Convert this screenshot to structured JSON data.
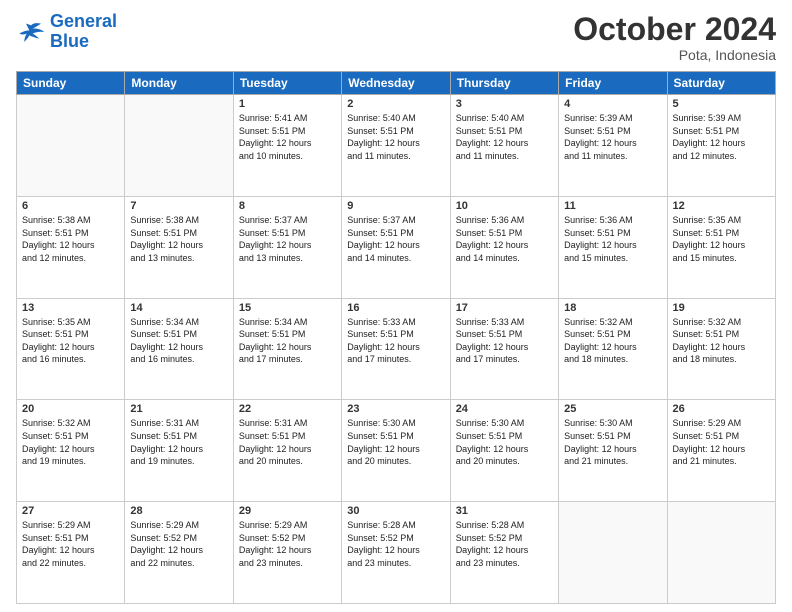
{
  "header": {
    "logo_line1": "General",
    "logo_line2": "Blue",
    "month": "October 2024",
    "location": "Pota, Indonesia"
  },
  "weekdays": [
    "Sunday",
    "Monday",
    "Tuesday",
    "Wednesday",
    "Thursday",
    "Friday",
    "Saturday"
  ],
  "weeks": [
    [
      {
        "day": "",
        "info": ""
      },
      {
        "day": "",
        "info": ""
      },
      {
        "day": "1",
        "info": "Sunrise: 5:41 AM\nSunset: 5:51 PM\nDaylight: 12 hours\nand 10 minutes."
      },
      {
        "day": "2",
        "info": "Sunrise: 5:40 AM\nSunset: 5:51 PM\nDaylight: 12 hours\nand 11 minutes."
      },
      {
        "day": "3",
        "info": "Sunrise: 5:40 AM\nSunset: 5:51 PM\nDaylight: 12 hours\nand 11 minutes."
      },
      {
        "day": "4",
        "info": "Sunrise: 5:39 AM\nSunset: 5:51 PM\nDaylight: 12 hours\nand 11 minutes."
      },
      {
        "day": "5",
        "info": "Sunrise: 5:39 AM\nSunset: 5:51 PM\nDaylight: 12 hours\nand 12 minutes."
      }
    ],
    [
      {
        "day": "6",
        "info": "Sunrise: 5:38 AM\nSunset: 5:51 PM\nDaylight: 12 hours\nand 12 minutes."
      },
      {
        "day": "7",
        "info": "Sunrise: 5:38 AM\nSunset: 5:51 PM\nDaylight: 12 hours\nand 13 minutes."
      },
      {
        "day": "8",
        "info": "Sunrise: 5:37 AM\nSunset: 5:51 PM\nDaylight: 12 hours\nand 13 minutes."
      },
      {
        "day": "9",
        "info": "Sunrise: 5:37 AM\nSunset: 5:51 PM\nDaylight: 12 hours\nand 14 minutes."
      },
      {
        "day": "10",
        "info": "Sunrise: 5:36 AM\nSunset: 5:51 PM\nDaylight: 12 hours\nand 14 minutes."
      },
      {
        "day": "11",
        "info": "Sunrise: 5:36 AM\nSunset: 5:51 PM\nDaylight: 12 hours\nand 15 minutes."
      },
      {
        "day": "12",
        "info": "Sunrise: 5:35 AM\nSunset: 5:51 PM\nDaylight: 12 hours\nand 15 minutes."
      }
    ],
    [
      {
        "day": "13",
        "info": "Sunrise: 5:35 AM\nSunset: 5:51 PM\nDaylight: 12 hours\nand 16 minutes."
      },
      {
        "day": "14",
        "info": "Sunrise: 5:34 AM\nSunset: 5:51 PM\nDaylight: 12 hours\nand 16 minutes."
      },
      {
        "day": "15",
        "info": "Sunrise: 5:34 AM\nSunset: 5:51 PM\nDaylight: 12 hours\nand 17 minutes."
      },
      {
        "day": "16",
        "info": "Sunrise: 5:33 AM\nSunset: 5:51 PM\nDaylight: 12 hours\nand 17 minutes."
      },
      {
        "day": "17",
        "info": "Sunrise: 5:33 AM\nSunset: 5:51 PM\nDaylight: 12 hours\nand 17 minutes."
      },
      {
        "day": "18",
        "info": "Sunrise: 5:32 AM\nSunset: 5:51 PM\nDaylight: 12 hours\nand 18 minutes."
      },
      {
        "day": "19",
        "info": "Sunrise: 5:32 AM\nSunset: 5:51 PM\nDaylight: 12 hours\nand 18 minutes."
      }
    ],
    [
      {
        "day": "20",
        "info": "Sunrise: 5:32 AM\nSunset: 5:51 PM\nDaylight: 12 hours\nand 19 minutes."
      },
      {
        "day": "21",
        "info": "Sunrise: 5:31 AM\nSunset: 5:51 PM\nDaylight: 12 hours\nand 19 minutes."
      },
      {
        "day": "22",
        "info": "Sunrise: 5:31 AM\nSunset: 5:51 PM\nDaylight: 12 hours\nand 20 minutes."
      },
      {
        "day": "23",
        "info": "Sunrise: 5:30 AM\nSunset: 5:51 PM\nDaylight: 12 hours\nand 20 minutes."
      },
      {
        "day": "24",
        "info": "Sunrise: 5:30 AM\nSunset: 5:51 PM\nDaylight: 12 hours\nand 20 minutes."
      },
      {
        "day": "25",
        "info": "Sunrise: 5:30 AM\nSunset: 5:51 PM\nDaylight: 12 hours\nand 21 minutes."
      },
      {
        "day": "26",
        "info": "Sunrise: 5:29 AM\nSunset: 5:51 PM\nDaylight: 12 hours\nand 21 minutes."
      }
    ],
    [
      {
        "day": "27",
        "info": "Sunrise: 5:29 AM\nSunset: 5:51 PM\nDaylight: 12 hours\nand 22 minutes."
      },
      {
        "day": "28",
        "info": "Sunrise: 5:29 AM\nSunset: 5:52 PM\nDaylight: 12 hours\nand 22 minutes."
      },
      {
        "day": "29",
        "info": "Sunrise: 5:29 AM\nSunset: 5:52 PM\nDaylight: 12 hours\nand 23 minutes."
      },
      {
        "day": "30",
        "info": "Sunrise: 5:28 AM\nSunset: 5:52 PM\nDaylight: 12 hours\nand 23 minutes."
      },
      {
        "day": "31",
        "info": "Sunrise: 5:28 AM\nSunset: 5:52 PM\nDaylight: 12 hours\nand 23 minutes."
      },
      {
        "day": "",
        "info": ""
      },
      {
        "day": "",
        "info": ""
      }
    ]
  ]
}
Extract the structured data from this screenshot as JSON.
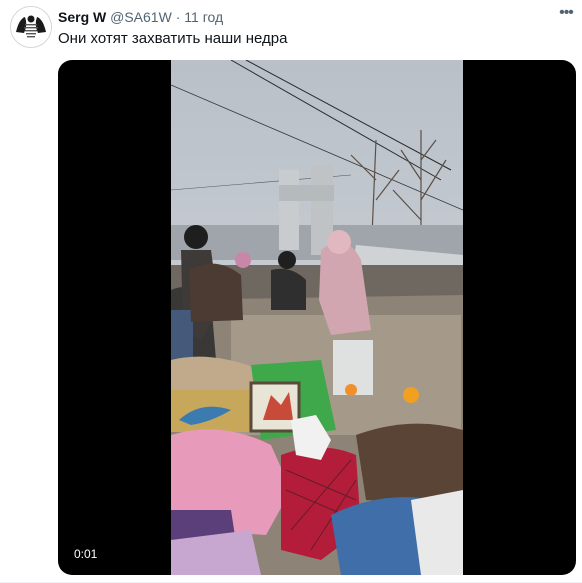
{
  "tweet": {
    "author_name": "Serg W",
    "author_handle": "@SA61W",
    "separator": "·",
    "time": "11 год",
    "text": "Они хотят захватить наши недра",
    "more_icon": "more-horizontal-icon"
  },
  "video": {
    "duration": "0:01"
  },
  "colors": {
    "text_primary": "#0f1419",
    "text_secondary": "#536471",
    "media_bg": "#000000"
  }
}
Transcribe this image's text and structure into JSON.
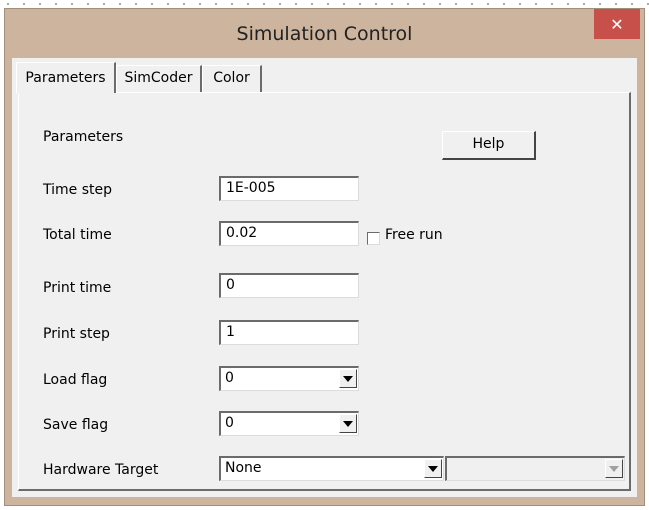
{
  "window": {
    "title": "Simulation Control",
    "close_glyph": "✕"
  },
  "tabs": [
    {
      "label": "Parameters",
      "active": true
    },
    {
      "label": "SimCoder",
      "active": false
    },
    {
      "label": "Color",
      "active": false
    }
  ],
  "panel": {
    "heading": "Parameters",
    "help_label": "Help",
    "fields": {
      "time_step": {
        "label": "Time step",
        "value": "1E-005"
      },
      "total_time": {
        "label": "Total time",
        "value": "0.02"
      },
      "free_run": {
        "label": "Free run",
        "checked": false
      },
      "print_time": {
        "label": "Print time",
        "value": "0"
      },
      "print_step": {
        "label": "Print step",
        "value": "1"
      },
      "load_flag": {
        "label": "Load flag",
        "value": "0"
      },
      "save_flag": {
        "label": "Save flag",
        "value": "0"
      },
      "hardware_target": {
        "label": "Hardware Target",
        "value": "None",
        "secondary_value": ""
      }
    }
  },
  "colors": {
    "title_bar": "#cdb49e",
    "close_button": "#c7504a",
    "dialog_face": "#f0f0f0"
  },
  "icons": {
    "close": "close-icon",
    "dropdown": "chevron-down-icon"
  }
}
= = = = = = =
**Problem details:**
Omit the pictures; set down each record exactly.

**Response area:**
Convert this screenshot to structured JSON data.
{
  "header": {
    "logo_line1": "General",
    "logo_line2": "Blue",
    "month": "October 2024",
    "location": "Pota, Indonesia"
  },
  "weekdays": [
    "Sunday",
    "Monday",
    "Tuesday",
    "Wednesday",
    "Thursday",
    "Friday",
    "Saturday"
  ],
  "weeks": [
    [
      {
        "day": "",
        "info": ""
      },
      {
        "day": "",
        "info": ""
      },
      {
        "day": "1",
        "info": "Sunrise: 5:41 AM\nSunset: 5:51 PM\nDaylight: 12 hours\nand 10 minutes."
      },
      {
        "day": "2",
        "info": "Sunrise: 5:40 AM\nSunset: 5:51 PM\nDaylight: 12 hours\nand 11 minutes."
      },
      {
        "day": "3",
        "info": "Sunrise: 5:40 AM\nSunset: 5:51 PM\nDaylight: 12 hours\nand 11 minutes."
      },
      {
        "day": "4",
        "info": "Sunrise: 5:39 AM\nSunset: 5:51 PM\nDaylight: 12 hours\nand 11 minutes."
      },
      {
        "day": "5",
        "info": "Sunrise: 5:39 AM\nSunset: 5:51 PM\nDaylight: 12 hours\nand 12 minutes."
      }
    ],
    [
      {
        "day": "6",
        "info": "Sunrise: 5:38 AM\nSunset: 5:51 PM\nDaylight: 12 hours\nand 12 minutes."
      },
      {
        "day": "7",
        "info": "Sunrise: 5:38 AM\nSunset: 5:51 PM\nDaylight: 12 hours\nand 13 minutes."
      },
      {
        "day": "8",
        "info": "Sunrise: 5:37 AM\nSunset: 5:51 PM\nDaylight: 12 hours\nand 13 minutes."
      },
      {
        "day": "9",
        "info": "Sunrise: 5:37 AM\nSunset: 5:51 PM\nDaylight: 12 hours\nand 14 minutes."
      },
      {
        "day": "10",
        "info": "Sunrise: 5:36 AM\nSunset: 5:51 PM\nDaylight: 12 hours\nand 14 minutes."
      },
      {
        "day": "11",
        "info": "Sunrise: 5:36 AM\nSunset: 5:51 PM\nDaylight: 12 hours\nand 15 minutes."
      },
      {
        "day": "12",
        "info": "Sunrise: 5:35 AM\nSunset: 5:51 PM\nDaylight: 12 hours\nand 15 minutes."
      }
    ],
    [
      {
        "day": "13",
        "info": "Sunrise: 5:35 AM\nSunset: 5:51 PM\nDaylight: 12 hours\nand 16 minutes."
      },
      {
        "day": "14",
        "info": "Sunrise: 5:34 AM\nSunset: 5:51 PM\nDaylight: 12 hours\nand 16 minutes."
      },
      {
        "day": "15",
        "info": "Sunrise: 5:34 AM\nSunset: 5:51 PM\nDaylight: 12 hours\nand 17 minutes."
      },
      {
        "day": "16",
        "info": "Sunrise: 5:33 AM\nSunset: 5:51 PM\nDaylight: 12 hours\nand 17 minutes."
      },
      {
        "day": "17",
        "info": "Sunrise: 5:33 AM\nSunset: 5:51 PM\nDaylight: 12 hours\nand 17 minutes."
      },
      {
        "day": "18",
        "info": "Sunrise: 5:32 AM\nSunset: 5:51 PM\nDaylight: 12 hours\nand 18 minutes."
      },
      {
        "day": "19",
        "info": "Sunrise: 5:32 AM\nSunset: 5:51 PM\nDaylight: 12 hours\nand 18 minutes."
      }
    ],
    [
      {
        "day": "20",
        "info": "Sunrise: 5:32 AM\nSunset: 5:51 PM\nDaylight: 12 hours\nand 19 minutes."
      },
      {
        "day": "21",
        "info": "Sunrise: 5:31 AM\nSunset: 5:51 PM\nDaylight: 12 hours\nand 19 minutes."
      },
      {
        "day": "22",
        "info": "Sunrise: 5:31 AM\nSunset: 5:51 PM\nDaylight: 12 hours\nand 20 minutes."
      },
      {
        "day": "23",
        "info": "Sunrise: 5:30 AM\nSunset: 5:51 PM\nDaylight: 12 hours\nand 20 minutes."
      },
      {
        "day": "24",
        "info": "Sunrise: 5:30 AM\nSunset: 5:51 PM\nDaylight: 12 hours\nand 20 minutes."
      },
      {
        "day": "25",
        "info": "Sunrise: 5:30 AM\nSunset: 5:51 PM\nDaylight: 12 hours\nand 21 minutes."
      },
      {
        "day": "26",
        "info": "Sunrise: 5:29 AM\nSunset: 5:51 PM\nDaylight: 12 hours\nand 21 minutes."
      }
    ],
    [
      {
        "day": "27",
        "info": "Sunrise: 5:29 AM\nSunset: 5:51 PM\nDaylight: 12 hours\nand 22 minutes."
      },
      {
        "day": "28",
        "info": "Sunrise: 5:29 AM\nSunset: 5:52 PM\nDaylight: 12 hours\nand 22 minutes."
      },
      {
        "day": "29",
        "info": "Sunrise: 5:29 AM\nSunset: 5:52 PM\nDaylight: 12 hours\nand 23 minutes."
      },
      {
        "day": "30",
        "info": "Sunrise: 5:28 AM\nSunset: 5:52 PM\nDaylight: 12 hours\nand 23 minutes."
      },
      {
        "day": "31",
        "info": "Sunrise: 5:28 AM\nSunset: 5:52 PM\nDaylight: 12 hours\nand 23 minutes."
      },
      {
        "day": "",
        "info": ""
      },
      {
        "day": "",
        "info": ""
      }
    ]
  ]
}
Extract the structured data from this screenshot as JSON.
{
  "tweet": {
    "author_name": "Serg W",
    "author_handle": "@SA61W",
    "separator": "·",
    "time": "11 год",
    "text": "Они хотят захватить наши недра",
    "more_icon": "more-horizontal-icon"
  },
  "video": {
    "duration": "0:01"
  },
  "colors": {
    "text_primary": "#0f1419",
    "text_secondary": "#536471",
    "media_bg": "#000000"
  }
}
Transcribe this image's text and structure into JSON.
{
  "window": {
    "title": "Simulation Control",
    "close_glyph": "✕"
  },
  "tabs": [
    {
      "label": "Parameters",
      "active": true
    },
    {
      "label": "SimCoder",
      "active": false
    },
    {
      "label": "Color",
      "active": false
    }
  ],
  "panel": {
    "heading": "Parameters",
    "help_label": "Help",
    "fields": {
      "time_step": {
        "label": "Time step",
        "value": "1E-005"
      },
      "total_time": {
        "label": "Total time",
        "value": "0.02"
      },
      "free_run": {
        "label": "Free run",
        "checked": false
      },
      "print_time": {
        "label": "Print time",
        "value": "0"
      },
      "print_step": {
        "label": "Print step",
        "value": "1"
      },
      "load_flag": {
        "label": "Load flag",
        "value": "0"
      },
      "save_flag": {
        "label": "Save flag",
        "value": "0"
      },
      "hardware_target": {
        "label": "Hardware Target",
        "value": "None",
        "secondary_value": ""
      }
    }
  },
  "colors": {
    "title_bar": "#cdb49e",
    "close_button": "#c7504a",
    "dialog_face": "#f0f0f0"
  },
  "icons": {
    "close": "close-icon",
    "dropdown": "chevron-down-icon"
  }
}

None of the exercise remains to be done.